- Opening Delimiter -

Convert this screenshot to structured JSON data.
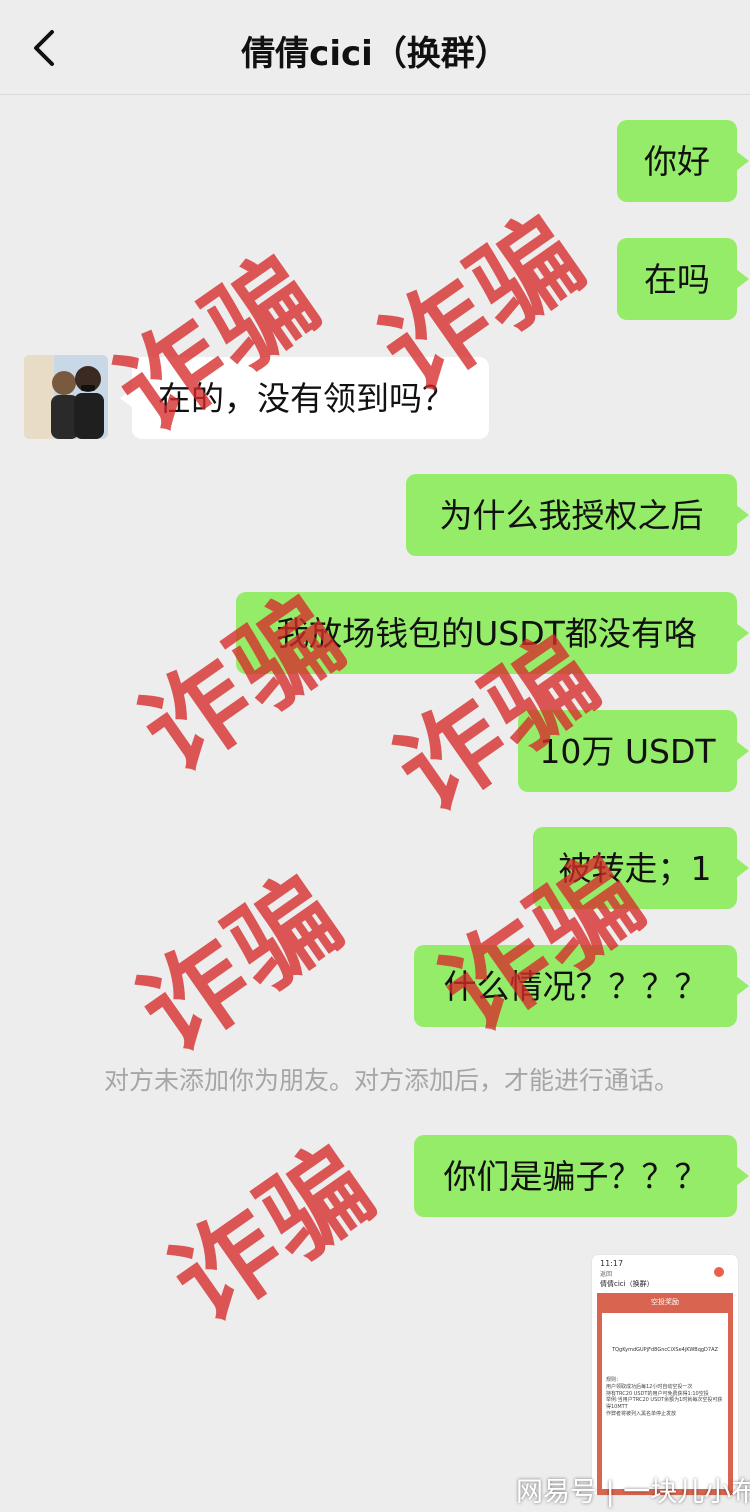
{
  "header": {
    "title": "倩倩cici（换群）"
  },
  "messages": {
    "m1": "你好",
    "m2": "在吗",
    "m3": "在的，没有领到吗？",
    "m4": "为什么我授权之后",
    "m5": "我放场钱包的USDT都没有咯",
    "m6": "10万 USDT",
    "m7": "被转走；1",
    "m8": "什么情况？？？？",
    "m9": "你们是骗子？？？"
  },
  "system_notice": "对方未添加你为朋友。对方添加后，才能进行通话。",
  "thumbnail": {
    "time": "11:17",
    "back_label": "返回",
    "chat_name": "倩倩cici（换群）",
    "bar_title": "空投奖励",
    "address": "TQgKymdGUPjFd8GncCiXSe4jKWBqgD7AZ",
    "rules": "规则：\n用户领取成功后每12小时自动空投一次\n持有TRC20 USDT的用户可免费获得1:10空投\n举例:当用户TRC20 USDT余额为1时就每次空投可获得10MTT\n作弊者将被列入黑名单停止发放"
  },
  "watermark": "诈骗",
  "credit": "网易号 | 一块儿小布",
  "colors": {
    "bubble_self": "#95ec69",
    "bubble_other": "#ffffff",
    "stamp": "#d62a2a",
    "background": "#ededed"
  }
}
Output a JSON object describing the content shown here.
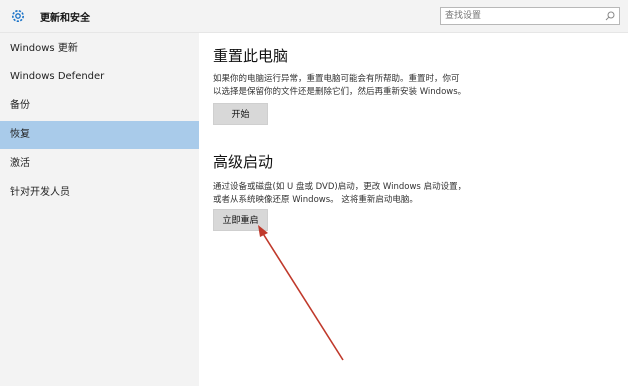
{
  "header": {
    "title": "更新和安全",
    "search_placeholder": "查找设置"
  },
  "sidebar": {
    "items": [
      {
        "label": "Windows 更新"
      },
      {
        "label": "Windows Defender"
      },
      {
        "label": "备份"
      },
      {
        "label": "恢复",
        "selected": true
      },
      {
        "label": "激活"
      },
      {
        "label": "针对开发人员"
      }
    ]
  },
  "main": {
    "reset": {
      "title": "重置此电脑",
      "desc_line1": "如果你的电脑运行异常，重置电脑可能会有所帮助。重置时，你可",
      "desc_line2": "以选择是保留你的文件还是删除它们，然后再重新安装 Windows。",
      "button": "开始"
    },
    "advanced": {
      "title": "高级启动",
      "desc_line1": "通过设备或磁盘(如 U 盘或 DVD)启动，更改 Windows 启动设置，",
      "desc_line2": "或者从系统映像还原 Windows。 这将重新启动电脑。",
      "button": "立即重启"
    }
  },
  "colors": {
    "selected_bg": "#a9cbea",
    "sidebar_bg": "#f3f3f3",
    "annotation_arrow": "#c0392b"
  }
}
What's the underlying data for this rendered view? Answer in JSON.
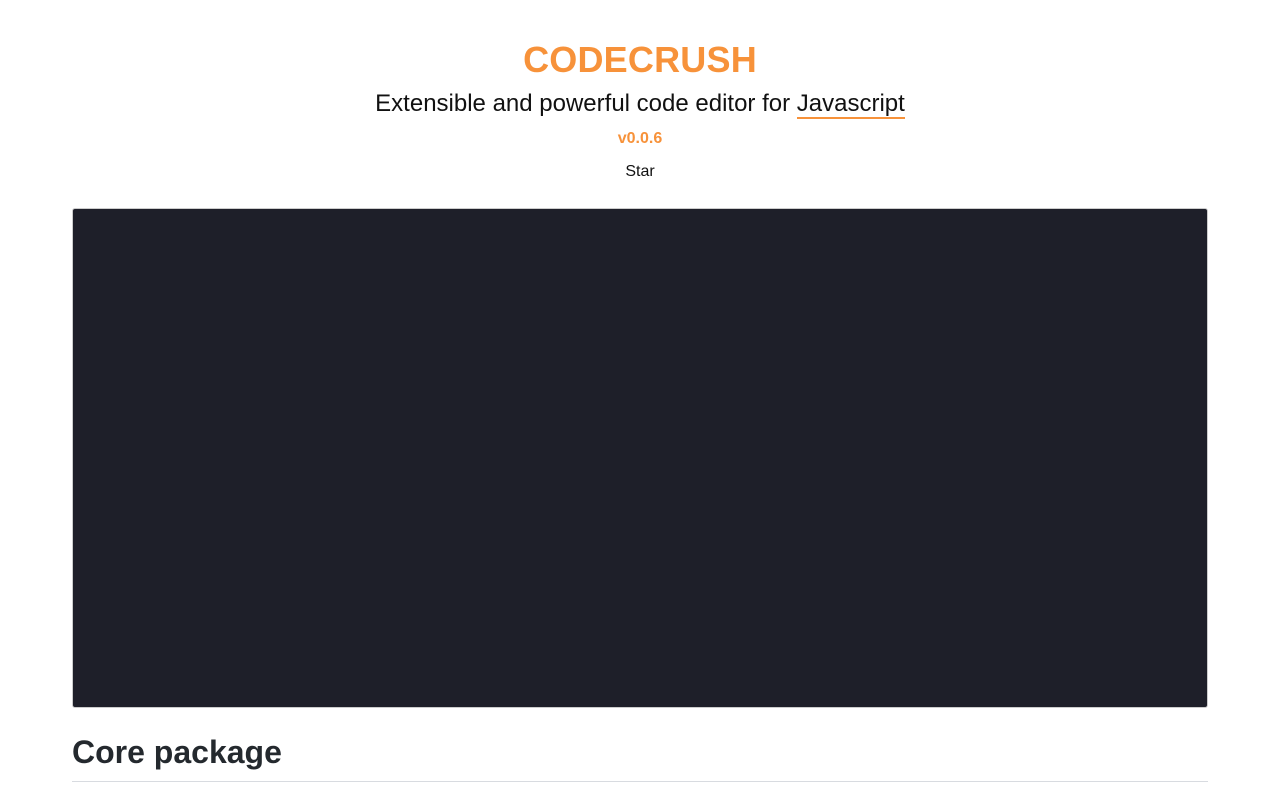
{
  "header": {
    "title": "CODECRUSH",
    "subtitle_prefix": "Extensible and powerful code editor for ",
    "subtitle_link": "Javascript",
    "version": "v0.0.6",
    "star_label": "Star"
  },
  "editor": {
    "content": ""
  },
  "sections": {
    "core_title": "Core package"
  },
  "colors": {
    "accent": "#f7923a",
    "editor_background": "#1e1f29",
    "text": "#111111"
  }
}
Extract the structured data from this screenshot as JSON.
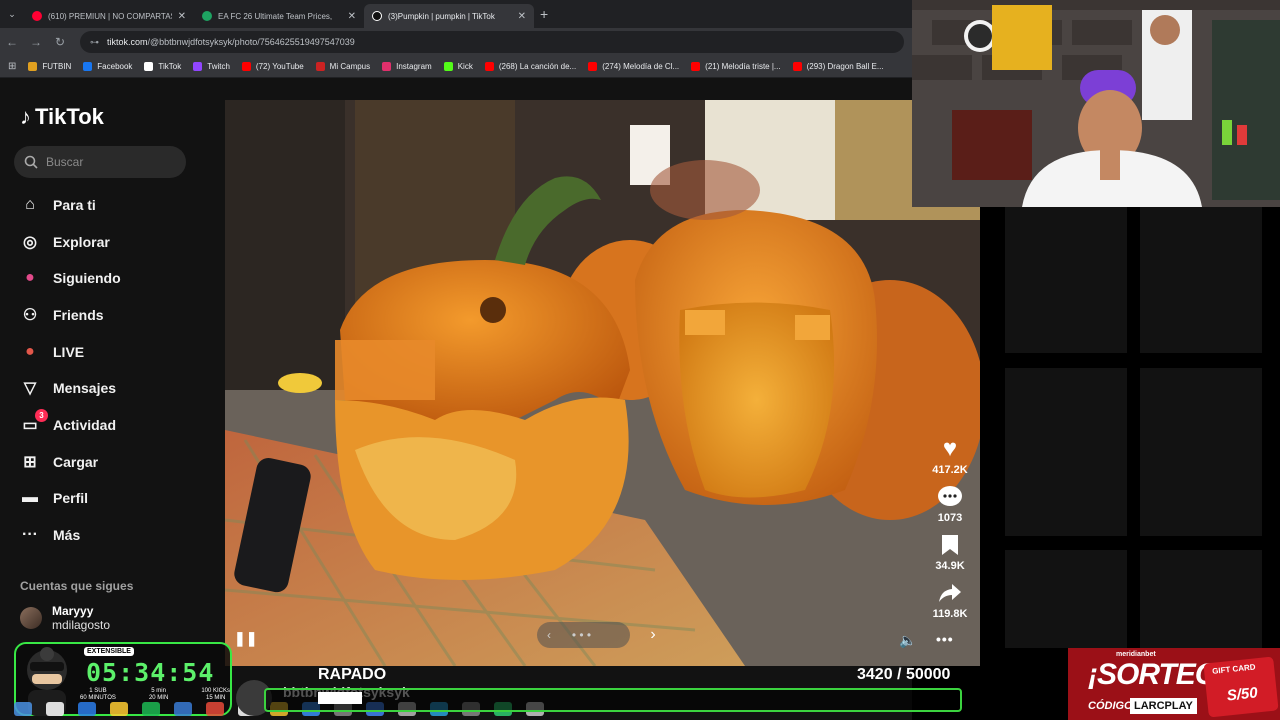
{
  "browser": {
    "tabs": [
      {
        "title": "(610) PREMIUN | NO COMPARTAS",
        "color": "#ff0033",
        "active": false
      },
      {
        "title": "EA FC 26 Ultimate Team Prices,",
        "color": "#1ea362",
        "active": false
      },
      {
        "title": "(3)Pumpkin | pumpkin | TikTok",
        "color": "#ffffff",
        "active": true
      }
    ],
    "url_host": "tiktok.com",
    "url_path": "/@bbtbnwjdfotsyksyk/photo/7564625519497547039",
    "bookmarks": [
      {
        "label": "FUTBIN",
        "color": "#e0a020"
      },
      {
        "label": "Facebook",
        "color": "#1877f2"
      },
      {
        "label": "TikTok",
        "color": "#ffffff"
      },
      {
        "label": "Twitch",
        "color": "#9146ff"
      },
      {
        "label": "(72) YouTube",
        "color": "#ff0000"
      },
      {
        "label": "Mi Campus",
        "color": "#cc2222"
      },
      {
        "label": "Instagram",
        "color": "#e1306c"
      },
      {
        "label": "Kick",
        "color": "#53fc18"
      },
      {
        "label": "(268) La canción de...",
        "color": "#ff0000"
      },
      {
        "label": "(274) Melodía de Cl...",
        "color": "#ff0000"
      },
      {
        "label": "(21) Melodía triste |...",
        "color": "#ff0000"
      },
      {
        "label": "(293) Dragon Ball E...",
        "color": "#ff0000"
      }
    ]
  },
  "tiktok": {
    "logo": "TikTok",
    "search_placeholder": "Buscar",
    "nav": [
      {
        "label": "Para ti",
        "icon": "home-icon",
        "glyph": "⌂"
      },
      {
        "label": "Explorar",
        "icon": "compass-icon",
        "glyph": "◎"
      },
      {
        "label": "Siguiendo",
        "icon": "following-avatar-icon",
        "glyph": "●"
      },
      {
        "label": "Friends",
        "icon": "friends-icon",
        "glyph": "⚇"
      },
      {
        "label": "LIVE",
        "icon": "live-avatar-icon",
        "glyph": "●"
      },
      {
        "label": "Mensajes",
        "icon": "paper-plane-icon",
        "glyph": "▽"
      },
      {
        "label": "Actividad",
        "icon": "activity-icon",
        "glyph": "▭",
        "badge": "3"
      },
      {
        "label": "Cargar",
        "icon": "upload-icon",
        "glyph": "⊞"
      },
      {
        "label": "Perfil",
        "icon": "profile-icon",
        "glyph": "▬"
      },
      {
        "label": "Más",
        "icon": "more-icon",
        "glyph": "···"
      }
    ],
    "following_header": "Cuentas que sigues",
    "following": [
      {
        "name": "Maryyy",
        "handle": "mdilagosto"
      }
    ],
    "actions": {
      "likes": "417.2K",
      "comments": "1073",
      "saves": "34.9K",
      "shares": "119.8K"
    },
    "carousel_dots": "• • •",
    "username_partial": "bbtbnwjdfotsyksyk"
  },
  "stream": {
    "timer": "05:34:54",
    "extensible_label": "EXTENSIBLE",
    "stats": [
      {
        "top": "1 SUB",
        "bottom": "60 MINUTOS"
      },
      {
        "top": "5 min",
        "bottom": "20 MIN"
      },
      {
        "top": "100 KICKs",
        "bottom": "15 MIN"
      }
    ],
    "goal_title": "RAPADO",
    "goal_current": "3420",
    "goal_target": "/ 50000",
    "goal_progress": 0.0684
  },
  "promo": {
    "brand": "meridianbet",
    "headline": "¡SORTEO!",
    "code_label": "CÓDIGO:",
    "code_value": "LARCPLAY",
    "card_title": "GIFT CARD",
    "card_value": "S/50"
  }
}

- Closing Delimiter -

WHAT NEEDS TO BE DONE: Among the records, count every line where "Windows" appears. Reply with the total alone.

EXPECTED ANSWER: 5